And that is where Mr Feldman's case differs so fundamentally from that of Lillian Ladele, the Islington registrar who wouldn't perform civil partnerships for gay couples.
Ms Ladele was not being bullied because of her religion, she was using her beliefs to create a confrontation with her employer that she hoped would result in Christianity being given a special status in her workplace. Her employer was simply asking her to carry out her duties in their entirety, just as her colleagues had to do.
This was not about her rights as an individual, it was about the right of her religion to be given special consideration that other ideologies cannot and must not have.
But human rights are for individual humans, they are not for ideologies or theologies. The Equality Act was put in place to protect individuals, not their beliefs.
If beliefs are protected, then who will defend individuals who contradict or fail to abide by those beliefs?
The evangelical groups who have driven this push for special rights for Christians in the workplace have tried to argue that a person is entitled to manifest their religion freely (which they are). But they want to redefine this right into the ability to take rights away from other people. Much to their frustration, the European Convention on Human Rights expressly forbids this.
Article 9 reads:
Freedom of thought, conscience and religion
1. Everyone has the right to freedom of thought, conscience and religion; this right includes freedom to change his religion or belief and freedom, either alone or in community with others and in public or private, and to manifest his religion or belief, in worship, teaching, practice and observance.
2. Freedom to manifest one's religion or beliefs shall be subject only to such limitations as are prescribed by law and are necessary in a democratic society in the interests of public safety, for the protection of public order, health or morals, or for the protection of the rights and freedoms of others.
The right to practice religion is guaranteed in every human rights charter ever written, but it is never an unrestricted right. It can't be or human rights would quickly become meaningless in the light of religious persecution of all kinds of people and minorities of whom the church or mosque didn't happen to approve. Unmarried mothers? Divorcees who want to remarry? Infidels and atheists?
The other day I was taking part in a debate on a Muslim TV channel with a young man who could not grasp this concept. Why couldn't there be an exception for Lillian Ladele, he wanted to know. Why were her rights to her religion less important than the rights of homosexuals?
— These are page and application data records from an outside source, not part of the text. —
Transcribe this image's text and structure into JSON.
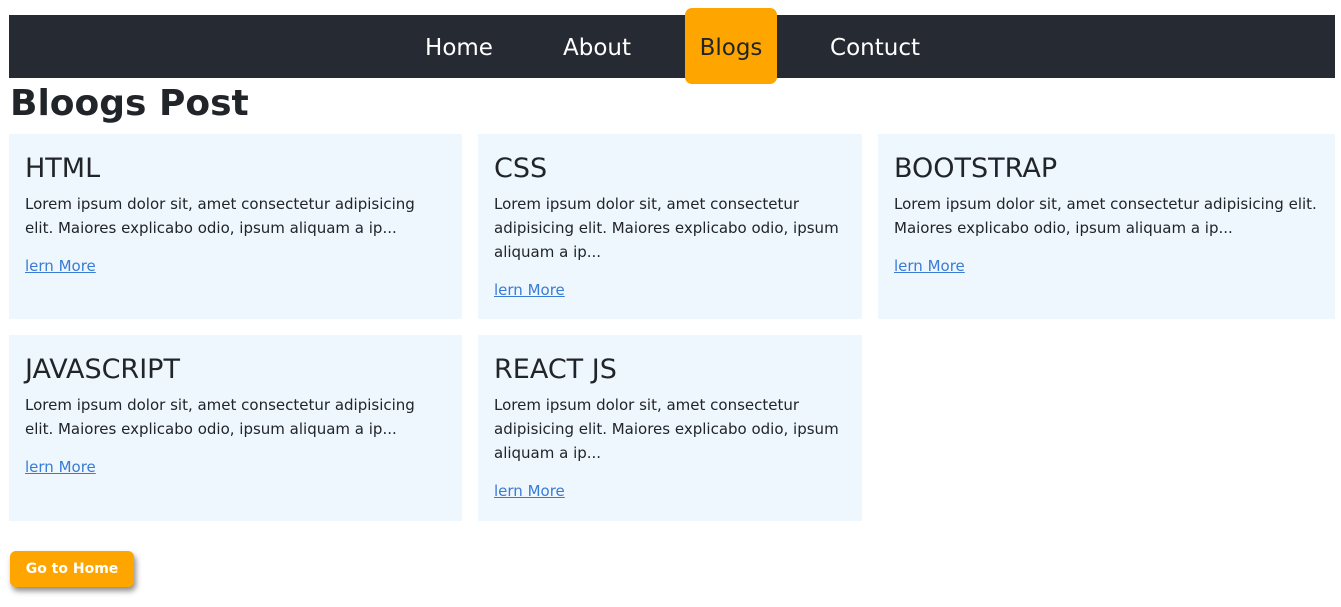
{
  "nav": {
    "items": [
      {
        "label": "Home"
      },
      {
        "label": "About"
      },
      {
        "label": "Blogs"
      },
      {
        "label": "Contuct"
      }
    ]
  },
  "page": {
    "title": "Bloogs Post"
  },
  "cards": [
    {
      "title": "HTML",
      "text": "Lorem ipsum dolor sit, amet consectetur adipisicing elit. Maiores explicabo odio, ipsum aliquam a ip...",
      "link": "lern More"
    },
    {
      "title": "CSS",
      "text": "Lorem ipsum dolor sit, amet consectetur adipisicing elit. Maiores explicabo odio, ipsum aliquam a ip...",
      "link": "lern More"
    },
    {
      "title": "BOOTSTRAP",
      "text": "Lorem ipsum dolor sit, amet consectetur adipisicing elit. Maiores explicabo odio, ipsum aliquam a ip...",
      "link": "lern More"
    },
    {
      "title": "JAVASCRIPT",
      "text": "Lorem ipsum dolor sit, amet consectetur adipisicing elit. Maiores explicabo odio, ipsum aliquam a ip...",
      "link": "lern More"
    },
    {
      "title": "REACT JS",
      "text": "Lorem ipsum dolor sit, amet consectetur adipisicing elit. Maiores explicabo odio, ipsum aliquam a ip...",
      "link": "lern More"
    }
  ],
  "footer": {
    "home_button_label": "Go to Home"
  },
  "colors": {
    "navbar": "#262a33",
    "accent": "#ffa500",
    "card_bg": "#eef7fd",
    "link": "#3a7bd5"
  }
}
Why couldn't an exception have been made for her so that her religious conscience would be clear?
I asked how he would feel if a registrar was a member of the EDL who objected to dealing with Muslims? Would it be OK to make an exception for them? Would it be OK to exempt a racist who refused to deal with black people on the basis of their 'beliefs'? Or was it just gay people who deserved such degrading treatment? And just religion that deserves these special exemptions?
He was momentarily flummoxed but quickly went round in a circle and started to ask the same questions again.
The idea that human rights are there to protect individuals and not organisations or ideologies, is difficult for some people to grasp. But grasp it they must, for human rights are too important to be sacrificed on the altar of never-ending religious demands.